For example, in my Lamentations of the Flame Princess campaign set in Civil War England, the Civil War is still in its infancy, and both aliens and monsters have been loosed on 17th Century England. More game world time progressing would allow both the Civil War itself to progress (which would itself drive the characters forward since they wish to affect the outcome of that conflict), and would allow a game world which predates mass communication to slowly become aware of the alien civilisations now at large on the planet’s surface, and to react accordingly. At the moment, most Londoners still scoff when they hear that a giant coral castle on the back of a dead giant turtle is slowly rotting in a field in Lincolnshire. As a referee, I am perhaps more engaged in the development of the game world itself than are my players. The players, for their part, are urgently carrying out their purposes with an efficiency more typical of the 21st Century military than the rank amateurs of both the King and Parliament’s armies in the Civil War’s opening months. I can’t fault them – they are right to do so. Up until now neither the game rules nor I have provided them with any interesting options for downtime rather than leaping into the next adventure.

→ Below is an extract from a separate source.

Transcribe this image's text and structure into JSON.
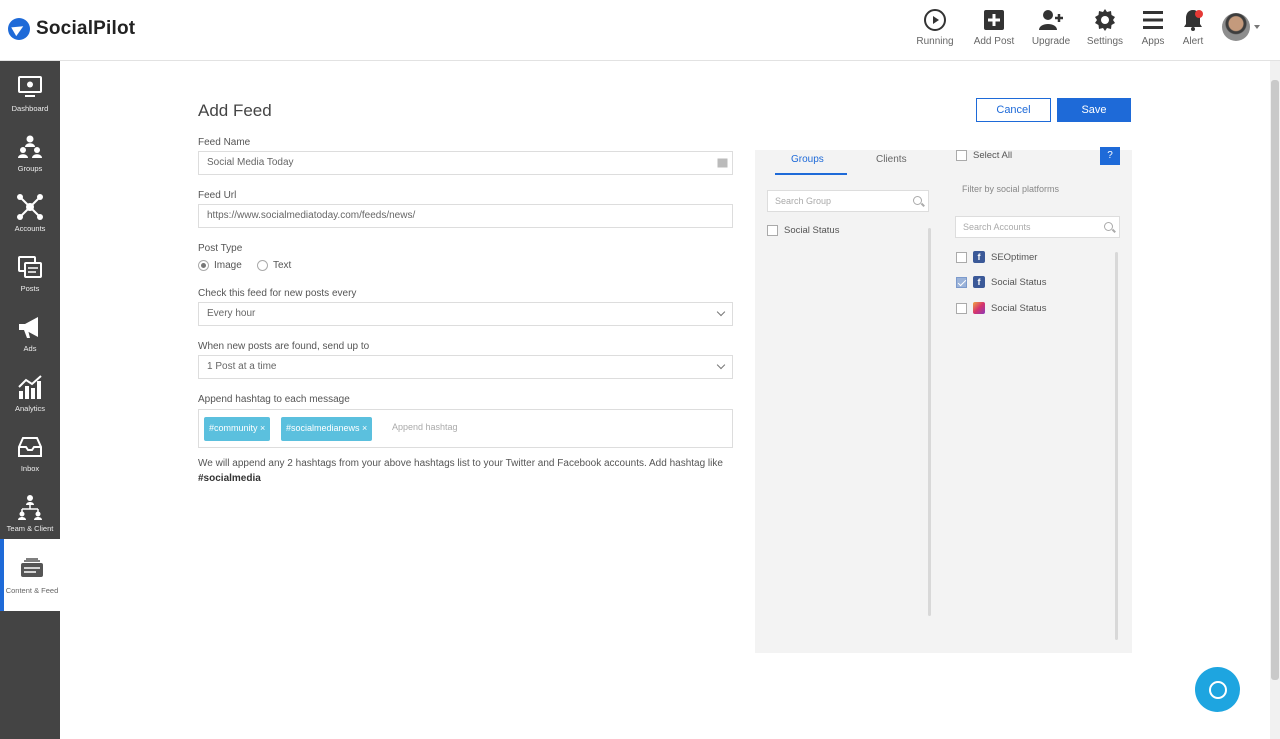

I am about to start a Chivalry & Sorcery 5th edition campaign. We had our character generation session last weekend, and the first actual play sessions should be in a week or two. Just as it always have been in Chivalry & Sorcery, downtime is especially important for magick users, and several magick user characters were created at last weekend’s session. It takes anywhere from 2 to 130 days for a mage to reduce the magick resistance of materials in order to allow them to be enchanted, for example. It takes between 7 and 21 days to learn a spell. Magick users need downtime. Nor is downtime a waste for other characters – all characters can gain experience points during downtime, although magi, priests, and scholars gain more experience points than other character types by spending their time studying, researching, meditating and so on. Characters of all types also need downtime to learn new skills – with most skills taking approximately one month of game time to learn depending on a character’s Discipline attribute, whether they have a teacher, and on the difficulty factor of the skill (learning how to count is a lot easier than learning how to cast magick, for example). So not only does Chivalry & Sorcery benefit from downtime in the ways I think my other games could benefit, it actually needs downtime as a core game mechanic, and this will require keeping track of time (and downtime plans) rather more closely than some campaigns do, even, despite Gygax’s admonition, some of my own.

One final piece of wisdom from Chivalry & Sorcery 1st edition which I will apply in my just starting Chivalry & Sorcery 5th edition game:

KEEPING A CALENDAR

The important thing to establish is the relation of real time to game time, so that all of the players know what the game date is in a particular week of play. Once general agreement is reached among the players, everyone knows how much time is passing. This fixing of a definite calendar for the game is especially vital for Magick Users, who operate on a very strict time scale when learning spells or doing enchantments.

Ed Simbalist & Wilf Backhaus, Chivalry & Sorcery 1e, p2

Wisdom which I think equally applies to the Chivalry & Sorcery 5th edition game we are now starting! To facilitate this, I will give every player a calendar with which to track the game world date and record/plan their own downtime activities. Hopefully, that will prove to be detail they enjoy, rather than resist.

Time will tell…

Leave a Reply

Your email address will not be published. Required fields are marked *